Long-term effect of chemotherapy–intensity-modulated radiation therapy (chemo-IMRT) on dentofacial development in head and neck rhabdomyosarcoma patients Academic Article uri icon


MeSH Major

  • Chemoradiotherapy
  • Facial Asymmetry
  • Head and Neck Neoplasms
  • Jaw Abnormalities
  • Rhabdomyosarcoma

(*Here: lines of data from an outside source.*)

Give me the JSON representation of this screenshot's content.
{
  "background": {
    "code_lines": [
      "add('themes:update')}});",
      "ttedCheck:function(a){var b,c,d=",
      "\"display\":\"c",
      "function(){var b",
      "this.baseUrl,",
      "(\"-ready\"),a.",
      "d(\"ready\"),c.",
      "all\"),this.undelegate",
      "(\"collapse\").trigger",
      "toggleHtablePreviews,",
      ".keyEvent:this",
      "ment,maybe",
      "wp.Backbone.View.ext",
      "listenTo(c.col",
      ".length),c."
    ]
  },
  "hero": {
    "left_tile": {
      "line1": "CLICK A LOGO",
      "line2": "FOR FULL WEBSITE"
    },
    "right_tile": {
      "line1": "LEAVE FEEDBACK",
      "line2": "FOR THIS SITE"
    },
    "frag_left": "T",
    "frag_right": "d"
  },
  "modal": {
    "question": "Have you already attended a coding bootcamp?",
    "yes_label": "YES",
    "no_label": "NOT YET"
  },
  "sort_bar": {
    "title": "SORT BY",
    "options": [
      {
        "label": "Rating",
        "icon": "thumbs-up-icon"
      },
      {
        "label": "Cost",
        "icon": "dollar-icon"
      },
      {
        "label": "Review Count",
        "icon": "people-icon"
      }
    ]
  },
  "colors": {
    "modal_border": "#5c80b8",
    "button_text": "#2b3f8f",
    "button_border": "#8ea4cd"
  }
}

  • Dentofacial developmental abnormalities have been reported in head and neck rhabdomyosarcoma (HNRMS) patients treated with conventional radiotherapy technique and chemotherapy. This current study investigates dentofacial long-term effects among HNRMS survivors managed with intensity-modulated radiotherapy (IMRT) and chemotherapy. In general, IMRT is a more effective 3D-conformal radiotherapy technique, which delivers high doses of radiation to the tumor target while minimizing doses received by the surrounding normal tissues. The medical records and radiographs of thirteen patients were reviewed to identify the following: 1. Facial asymmetry and jaw hypoplasia. 2. Effects on the dental tissue causing tooth agenesis/hypodontia, root agenesis/stunting/malformation, and/or enamel hypoplasia. 3. Trismus, hyposalivation/xerostomia. Seven patients presented with facial asymmetry and jaw hypoplasia, 9 patients presented with effects on the dental tissue [root agenesis/stunting/malformation (9), tooth agenesis/hypodontia (7) and enamel hypoplasia (3)] and 7 patients developed trismus and /or xerostomia. All patients with facial asymmetry and jaw hypoplasia also developed dental abnormalities. Patients with dentofacial developmental abnormalities were ≤7 years of age at treatment. Our study shows that dentofacial developmental abnormalities are still a burden in the era of IMRT and as prognosis of childhood malignancy improves and more patients survive, these late dentofacial sequelae among childhood cancer survivors will become more common. Dental oncologists should be integral members in the management of children with head and neck cancers.

publication date

  • August 17, 2016



  • Academic Article



  • eng

PubMed Central ID

  • PMC5175398

Digital Object Identifier (DOI)

  • 10.1080/08880018.2016.1219797

PubMed ID

  • 27689858

Additional Document Info

start page

  • 383

end page

  • 392


  • 33


  • 6